Indonesia's capacity growth aim is ambitious
It's still on the planning stage, yet horrendous challenges are already being thrown.
The targeted increase of Indonesia’s domestic power generation capacity, on which the nation’s future economic growth and stability is dependent, is already facing numerous challenges in the planning stage alone.
Indonesia’s growth in the past few years has seen it quickly outpacing its power supply, causing power generation to be placed at the forefront of the country’s opportunities for improvement. As the government is targeting a four-year plan to add 36.6 gigawatts (GW) of power generation capacity to the country's total, beginning this 2015, there are several factors and challenges to consider as the changes take effect.
In a country like Indonesia where massive natural energy reserves such as coal and oil abound, it may come as no surprise to some that the country’s energy mix is very poor, with power generation from fossil fuel sources making up 87% of domestic consumption. At the same time, it has allowed the economy to grow quickly in the past decade, thanks to the natural gas and coal trade with other Asian countries. However, with many countries turning to more sustainable energy options such as solar power and geothermal energy, power generation mixes are now geared towards shifting away from fossil fuels in the long run.
“Natural gas consumption domestically has been increasing sharply with falling reserves which has resulted in reduced exports and falling global share. Overall, in a decade’s time, the fossil fuel-reliant trade economy of Indonesia is at huge risk – with falling reserves, changes in coal-reliant country's’ generation mix, increasing domestic consumption and global climate change actions,” says Abhishek Kumar, principal consultant in energy and environment at Frost & Sullivan. “As per the Jakarta Post, the potential of solar power stands at 50 GW, whereas IEA puts it at above 1000 GW (4.8 kWh per m2 per day),” he adds. Indonesia has several renewable energy options such as solar power and hydropower that are not yet being utilised.
PT Perusahaan Listrik Negara (PLN), Indonesia’s state-owned electricity company, will see a decline in its credit metrics due to its major capex requirements – to be largely debt-funded over the next few years. According to a study by Moody’s Investors Service, the bulk of Indonesia's additional power generation capacity — namely 25.9 GW (70%) of the 36.6 GW — will be provided by independent power producers (IPP), with 10.7 GW (roughly 30%) to be provided by PLN.
This plan is certainly ambitious considering that this growth in capacity over the next five years will represent a 71% increase since end-2014, when Indonesia’s installed power capacity totalled 51.5 GW. Many of the projects involved are still in their procurement or planning stage, though the government has taken steps to shorten approval processes to expedite progress.
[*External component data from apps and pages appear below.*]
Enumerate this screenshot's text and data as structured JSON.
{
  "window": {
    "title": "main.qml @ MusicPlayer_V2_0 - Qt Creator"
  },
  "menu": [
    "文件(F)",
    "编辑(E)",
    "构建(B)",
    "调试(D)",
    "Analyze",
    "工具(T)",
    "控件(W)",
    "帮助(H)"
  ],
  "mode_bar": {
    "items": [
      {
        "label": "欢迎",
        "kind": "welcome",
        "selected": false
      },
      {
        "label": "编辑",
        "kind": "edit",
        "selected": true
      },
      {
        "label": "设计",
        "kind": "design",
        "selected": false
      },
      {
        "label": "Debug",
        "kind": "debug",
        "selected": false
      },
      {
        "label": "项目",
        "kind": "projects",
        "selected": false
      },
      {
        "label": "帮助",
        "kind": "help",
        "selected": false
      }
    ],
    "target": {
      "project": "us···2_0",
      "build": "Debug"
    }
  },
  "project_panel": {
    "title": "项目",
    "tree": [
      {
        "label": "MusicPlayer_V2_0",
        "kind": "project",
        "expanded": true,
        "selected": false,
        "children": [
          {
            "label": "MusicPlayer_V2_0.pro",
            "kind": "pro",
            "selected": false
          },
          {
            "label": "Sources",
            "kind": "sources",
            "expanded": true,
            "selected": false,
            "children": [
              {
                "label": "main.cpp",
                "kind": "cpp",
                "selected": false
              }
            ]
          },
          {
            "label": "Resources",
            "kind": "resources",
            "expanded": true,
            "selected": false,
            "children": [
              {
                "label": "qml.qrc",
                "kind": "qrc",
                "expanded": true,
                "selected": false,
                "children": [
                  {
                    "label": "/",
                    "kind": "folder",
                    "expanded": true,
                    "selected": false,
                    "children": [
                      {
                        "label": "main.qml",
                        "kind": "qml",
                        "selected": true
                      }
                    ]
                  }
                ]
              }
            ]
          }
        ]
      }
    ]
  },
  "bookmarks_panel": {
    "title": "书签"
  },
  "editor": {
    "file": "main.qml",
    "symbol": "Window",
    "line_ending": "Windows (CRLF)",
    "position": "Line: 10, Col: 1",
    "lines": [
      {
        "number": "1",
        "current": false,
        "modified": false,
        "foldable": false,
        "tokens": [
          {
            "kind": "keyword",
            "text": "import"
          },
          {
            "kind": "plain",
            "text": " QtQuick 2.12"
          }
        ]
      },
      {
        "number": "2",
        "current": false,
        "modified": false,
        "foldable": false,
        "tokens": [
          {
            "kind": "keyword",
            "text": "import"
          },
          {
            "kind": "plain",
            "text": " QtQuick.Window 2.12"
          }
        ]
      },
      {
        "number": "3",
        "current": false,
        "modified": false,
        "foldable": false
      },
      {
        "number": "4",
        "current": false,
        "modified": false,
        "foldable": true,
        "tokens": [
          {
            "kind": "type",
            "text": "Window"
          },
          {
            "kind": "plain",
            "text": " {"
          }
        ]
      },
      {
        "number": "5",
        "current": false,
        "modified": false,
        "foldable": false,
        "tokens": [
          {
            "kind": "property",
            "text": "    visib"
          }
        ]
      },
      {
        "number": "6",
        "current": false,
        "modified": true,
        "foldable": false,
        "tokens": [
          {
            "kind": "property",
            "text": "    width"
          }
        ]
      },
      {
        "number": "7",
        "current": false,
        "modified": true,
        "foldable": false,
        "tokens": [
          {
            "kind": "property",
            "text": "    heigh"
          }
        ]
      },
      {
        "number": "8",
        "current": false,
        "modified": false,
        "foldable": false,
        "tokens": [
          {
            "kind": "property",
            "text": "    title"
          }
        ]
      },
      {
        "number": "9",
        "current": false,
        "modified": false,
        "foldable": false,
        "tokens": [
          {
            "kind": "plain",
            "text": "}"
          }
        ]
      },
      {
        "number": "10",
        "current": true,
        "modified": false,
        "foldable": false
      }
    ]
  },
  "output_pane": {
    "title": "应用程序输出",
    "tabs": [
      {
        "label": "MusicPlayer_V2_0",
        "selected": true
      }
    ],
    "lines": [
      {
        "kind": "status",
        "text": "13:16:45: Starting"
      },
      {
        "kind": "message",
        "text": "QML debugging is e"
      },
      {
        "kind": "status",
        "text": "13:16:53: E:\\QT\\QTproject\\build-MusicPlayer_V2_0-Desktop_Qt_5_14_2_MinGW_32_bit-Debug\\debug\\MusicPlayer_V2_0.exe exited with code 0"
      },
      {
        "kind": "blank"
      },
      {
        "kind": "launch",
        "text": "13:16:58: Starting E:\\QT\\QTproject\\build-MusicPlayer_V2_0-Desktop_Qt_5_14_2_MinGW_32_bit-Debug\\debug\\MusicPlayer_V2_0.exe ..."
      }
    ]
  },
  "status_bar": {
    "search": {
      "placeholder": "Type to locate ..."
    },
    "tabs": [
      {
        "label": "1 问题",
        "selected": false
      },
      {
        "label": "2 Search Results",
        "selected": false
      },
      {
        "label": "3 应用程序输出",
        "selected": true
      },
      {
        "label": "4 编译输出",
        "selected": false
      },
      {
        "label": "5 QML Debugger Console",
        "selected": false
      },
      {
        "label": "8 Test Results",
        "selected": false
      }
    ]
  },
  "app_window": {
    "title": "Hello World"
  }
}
For instance, they have set up the One Stop Services office for faster, more efficient licensing services.
“The 35 GW programme is a big challenge for PLN, which struggled to build 10 GW under the previous Fast Track Programme in the same time. Unsurprisingly therefore, there have been delays in the procurement processes for many projects, and PPAs are not progressing fast enough to maintain momentum towards the target,” says Julian Smith, advisor on capital projects and infrastructure for PwC Indonesia.
“Land acquisition, which has been a major impediment, was tackled to a large extent through the 2012 Land Acquisition bill, but implementation problems remain. A case in point is the long delays in the Central Java 2,000 MW project due to land disputes,” he adds, saying that it is unclear how many gigawatts will receive IIGF guarantees under the programme, as lack of a guarantee can be a deal-breaker for many financiers.